---- The data

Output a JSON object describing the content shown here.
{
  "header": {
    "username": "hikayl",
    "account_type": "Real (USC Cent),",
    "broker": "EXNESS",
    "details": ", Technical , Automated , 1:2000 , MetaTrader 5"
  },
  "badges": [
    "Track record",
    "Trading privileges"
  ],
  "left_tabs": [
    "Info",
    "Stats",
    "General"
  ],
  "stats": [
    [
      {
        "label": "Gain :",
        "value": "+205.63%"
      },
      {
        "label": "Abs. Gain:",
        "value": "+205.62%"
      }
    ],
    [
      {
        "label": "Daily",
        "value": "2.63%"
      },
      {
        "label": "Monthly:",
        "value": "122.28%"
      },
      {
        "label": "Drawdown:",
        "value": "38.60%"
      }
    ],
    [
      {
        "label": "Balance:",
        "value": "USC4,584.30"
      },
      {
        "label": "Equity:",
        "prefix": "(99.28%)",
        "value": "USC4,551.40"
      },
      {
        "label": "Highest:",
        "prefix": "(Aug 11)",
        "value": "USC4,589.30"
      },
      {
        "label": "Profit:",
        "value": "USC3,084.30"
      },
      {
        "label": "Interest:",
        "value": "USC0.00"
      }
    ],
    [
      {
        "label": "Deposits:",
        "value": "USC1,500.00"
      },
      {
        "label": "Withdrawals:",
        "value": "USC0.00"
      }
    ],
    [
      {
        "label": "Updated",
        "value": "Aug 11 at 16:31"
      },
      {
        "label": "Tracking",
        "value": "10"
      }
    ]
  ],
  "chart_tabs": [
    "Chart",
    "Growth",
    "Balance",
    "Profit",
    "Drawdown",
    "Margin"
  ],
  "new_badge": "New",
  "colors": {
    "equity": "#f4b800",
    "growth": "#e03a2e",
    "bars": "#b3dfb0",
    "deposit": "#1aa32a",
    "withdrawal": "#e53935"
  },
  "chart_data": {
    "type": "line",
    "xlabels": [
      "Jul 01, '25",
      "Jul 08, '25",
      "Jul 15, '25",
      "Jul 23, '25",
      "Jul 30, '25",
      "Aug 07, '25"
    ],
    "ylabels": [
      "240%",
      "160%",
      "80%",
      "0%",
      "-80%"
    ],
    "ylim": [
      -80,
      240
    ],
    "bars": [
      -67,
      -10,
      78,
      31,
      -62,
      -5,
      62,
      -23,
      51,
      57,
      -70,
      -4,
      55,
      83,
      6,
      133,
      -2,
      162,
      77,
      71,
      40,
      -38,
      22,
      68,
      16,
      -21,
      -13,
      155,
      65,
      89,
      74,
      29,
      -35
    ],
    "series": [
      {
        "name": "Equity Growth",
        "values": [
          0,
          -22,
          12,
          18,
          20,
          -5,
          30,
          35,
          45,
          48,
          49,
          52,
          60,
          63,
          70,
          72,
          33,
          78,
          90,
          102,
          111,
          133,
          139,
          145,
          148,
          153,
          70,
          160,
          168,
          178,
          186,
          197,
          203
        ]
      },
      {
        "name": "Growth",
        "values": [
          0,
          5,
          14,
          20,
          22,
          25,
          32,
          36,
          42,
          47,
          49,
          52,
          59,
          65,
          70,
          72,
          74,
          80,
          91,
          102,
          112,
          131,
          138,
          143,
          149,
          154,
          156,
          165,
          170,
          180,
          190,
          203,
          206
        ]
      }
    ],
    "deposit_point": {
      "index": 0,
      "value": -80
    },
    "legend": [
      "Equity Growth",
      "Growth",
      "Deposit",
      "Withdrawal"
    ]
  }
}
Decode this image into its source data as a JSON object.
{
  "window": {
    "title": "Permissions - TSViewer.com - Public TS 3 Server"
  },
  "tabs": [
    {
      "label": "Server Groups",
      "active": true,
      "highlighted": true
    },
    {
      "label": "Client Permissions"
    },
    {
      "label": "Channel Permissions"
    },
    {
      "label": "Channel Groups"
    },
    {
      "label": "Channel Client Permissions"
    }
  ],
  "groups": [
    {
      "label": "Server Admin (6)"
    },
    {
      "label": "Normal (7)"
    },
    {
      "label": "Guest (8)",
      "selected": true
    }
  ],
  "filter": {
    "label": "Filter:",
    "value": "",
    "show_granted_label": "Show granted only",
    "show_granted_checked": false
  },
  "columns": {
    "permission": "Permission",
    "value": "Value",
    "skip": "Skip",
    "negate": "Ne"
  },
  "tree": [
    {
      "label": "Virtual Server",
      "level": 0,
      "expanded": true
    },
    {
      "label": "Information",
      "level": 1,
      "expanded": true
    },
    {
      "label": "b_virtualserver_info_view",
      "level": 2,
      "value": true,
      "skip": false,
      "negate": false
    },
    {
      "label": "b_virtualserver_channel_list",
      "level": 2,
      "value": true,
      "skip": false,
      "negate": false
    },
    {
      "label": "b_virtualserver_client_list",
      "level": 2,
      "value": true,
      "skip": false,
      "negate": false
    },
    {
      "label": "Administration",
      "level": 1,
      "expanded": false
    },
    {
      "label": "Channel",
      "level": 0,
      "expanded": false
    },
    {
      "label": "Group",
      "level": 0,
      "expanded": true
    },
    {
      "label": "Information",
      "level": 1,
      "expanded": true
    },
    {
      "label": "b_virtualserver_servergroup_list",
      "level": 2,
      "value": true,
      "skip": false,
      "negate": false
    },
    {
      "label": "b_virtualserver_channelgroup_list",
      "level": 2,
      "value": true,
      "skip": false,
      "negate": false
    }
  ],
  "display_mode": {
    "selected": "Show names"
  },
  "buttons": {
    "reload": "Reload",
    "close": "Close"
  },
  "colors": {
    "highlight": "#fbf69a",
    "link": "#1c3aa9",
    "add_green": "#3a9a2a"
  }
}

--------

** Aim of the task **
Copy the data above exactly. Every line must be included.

** Answer area **
Output a JSON object describing the content shown here.
{
  "header": {
    "username": "hikayl",
    "account_type": "Real (USC Cent),",
    "broker": "EXNESS",
    "details": ", Technical , Automated , 1:2000 , MetaTrader 5"
  },
  "badges": [
    "Track record",
    "Trading privileges"
  ],
  "left_tabs": [
    "Info",
    "Stats",
    "General"
  ],
  "stats": [
    [
      {
        "label": "Gain :",
        "value": "+205.63%"
      },
      {
        "label": "Abs. Gain:",
        "value": "+205.62%"
      }
    ],
    [
      {
        "label": "Daily",
        "value": "2.63%"
      },
      {
        "label": "Monthly:",
        "value": "122.28%"
      },
      {
        "label": "Drawdown:",
        "value": "38.60%"
      }
    ],
    [
      {
        "label": "Balance:",
        "value": "USC4,584.30"
      },
      {
        "label": "Equity:",
        "prefix": "(99.28%)",
        "value": "USC4,551.40"
      },
      {
        "label": "Highest:",
        "prefix": "(Aug 11)",
        "value": "USC4,589.30"
      },
      {
        "label": "Profit:",
        "value": "USC3,084.30"
      },
      {
        "label": "Interest:",
        "value": "USC0.00"
      }
    ],
    [
      {
        "label": "Deposits:",
        "value": "USC1,500.00"
      },
      {
        "label": "Withdrawals:",
        "value": "USC0.00"
      }
    ],
    [
      {
        "label": "Updated",
        "value": "Aug 11 at 16:31"
      },
      {
        "label": "Tracking",
        "value": "10"
      }
    ]
  ],
  "chart_tabs": [
    "Chart",
    "Growth",
    "Balance",
    "Profit",
    "Drawdown",
    "Margin"
  ],
  "new_badge": "New",
  "colors": {
    "equity": "#f4b800",
    "growth": "#e03a2e",
    "bars": "#b3dfb0",
    "deposit": "#1aa32a",
    "withdrawal": "#e53935"
  },
  "chart_data": {
    "type": "line",
    "xlabels": [
      "Jul 01, '25",
      "Jul 08, '25",
      "Jul 15, '25",
      "Jul 23, '25",
      "Jul 30, '25",
      "Aug 07, '25"
    ],
    "ylabels": [
      "240%",
      "160%",
      "80%",
      "0%",
      "-80%"
    ],
    "ylim": [
      -80,
      240
    ],
    "bars": [
      -67,
      -10,
      78,
      31,
      -62,
      -5,
      62,
      -23,
      51,
      57,
      -70,
      -4,
      55,
      83,
      6,
      133,
      -2,
      162,
      77,
      71,
      40,
      -38,
      22,
      68,
      16,
      -21,
      -13,
      155,
      65,
      89,
      74,
      29,
      -35
    ],
    "series": [
      {
        "name": "Equity Growth",
        "values": [
          0,
          -22,
          12,
          18,
          20,
          -5,
          30,
          35,
          45,
          48,
          49,
          52,
          60,
          63,
          70,
          72,
          33,
          78,
          90,
          102,
          111,
          133,
          139,
          145,
          148,
          153,
          70,
          160,
          168,
          178,
          186,
          197,
          203
        ]
      },
      {
        "name": "Growth",
        "values": [
          0,
          5,
          14,
          20,
          22,
          25,
          32,
          36,
          42,
          47,
          49,
          52,
          59,
          65,
          70,
          72,
          74,
          80,
          91,
          102,
          112,
          131,
          138,
          143,
          149,
          154,
          156,
          165,
          170,
          180,
          190,
          203,
          206
        ]
      }
    ],
    "deposit_point": {
      "index": 0,
      "value": -80
    },
    "legend": [
      "Equity Growth",
      "Growth",
      "Deposit",
      "Withdrawal"
    ]
  }
}
Decode this image into its source data as a JSON object.
{
  "window": {
    "title": "Permissions - TSViewer.com - Public TS 3 Server"
  },
  "tabs": [
    {
      "label": "Server Groups",
      "active": true,
      "highlighted": true
    },
    {
      "label": "Client Permissions"
    },
    {
      "label": "Channel Permissions"
    },
    {
      "label": "Channel Groups"
    },
    {
      "label": "Channel Client Permissions"
    }
  ],
  "groups": [
    {
      "label": "Server Admin (6)"
    },
    {
      "label": "Normal (7)"
    },
    {
      "label": "Guest (8)",
      "selected": true
    }
  ],
  "filter": {
    "label": "Filter:",
    "value": "",
    "show_granted_label": "Show granted only",
    "show_granted_checked": false
  },
  "columns": {
    "permission": "Permission",
    "value": "Value",
    "skip": "Skip",
    "negate": "Ne"
  },
  "tree": [
    {
      "label": "Virtual Server",
      "level": 0,
      "expanded": true
    },
    {
      "label": "Information",
      "level": 1,
      "expanded": true
    },
    {
      "label": "b_virtualserver_info_view",
      "level": 2,
      "value": true,
      "skip": false,
      "negate": false
    },
    {
      "label": "b_virtualserver_channel_list",
      "level": 2,
      "value": true,
      "skip": false,
      "negate": false
    },
    {
      "label": "b_virtualserver_client_list",
      "level": 2,
      "value": true,
      "skip": false,
      "negate": false
    },
    {
      "label": "Administration",
      "level": 1,
      "expanded": false
    },
    {
      "label": "Channel",
      "level": 0,
      "expanded": false
    },
    {
      "label": "Group",
      "level": 0,
      "expanded": true
    },
    {
      "label": "Information",
      "level": 1,
      "expanded": true
    },
    {
      "label": "b_virtualserver_servergroup_list",
      "level": 2,
      "value": true,
      "skip": false,
      "negate": false
    },
    {
      "label": "b_virtualserver_channelgroup_list",
      "level": 2,
      "value": true,
      "skip": false,
      "negate": false
    }
  ],
  "display_mode": {
    "selected": "Show names"
  },
  "buttons": {
    "reload": "Reload",
    "close": "Close"
  },
  "colors": {
    "highlight": "#fbf69a",
    "link": "#1c3aa9",
    "add_green": "#3a9a2a"
  }
}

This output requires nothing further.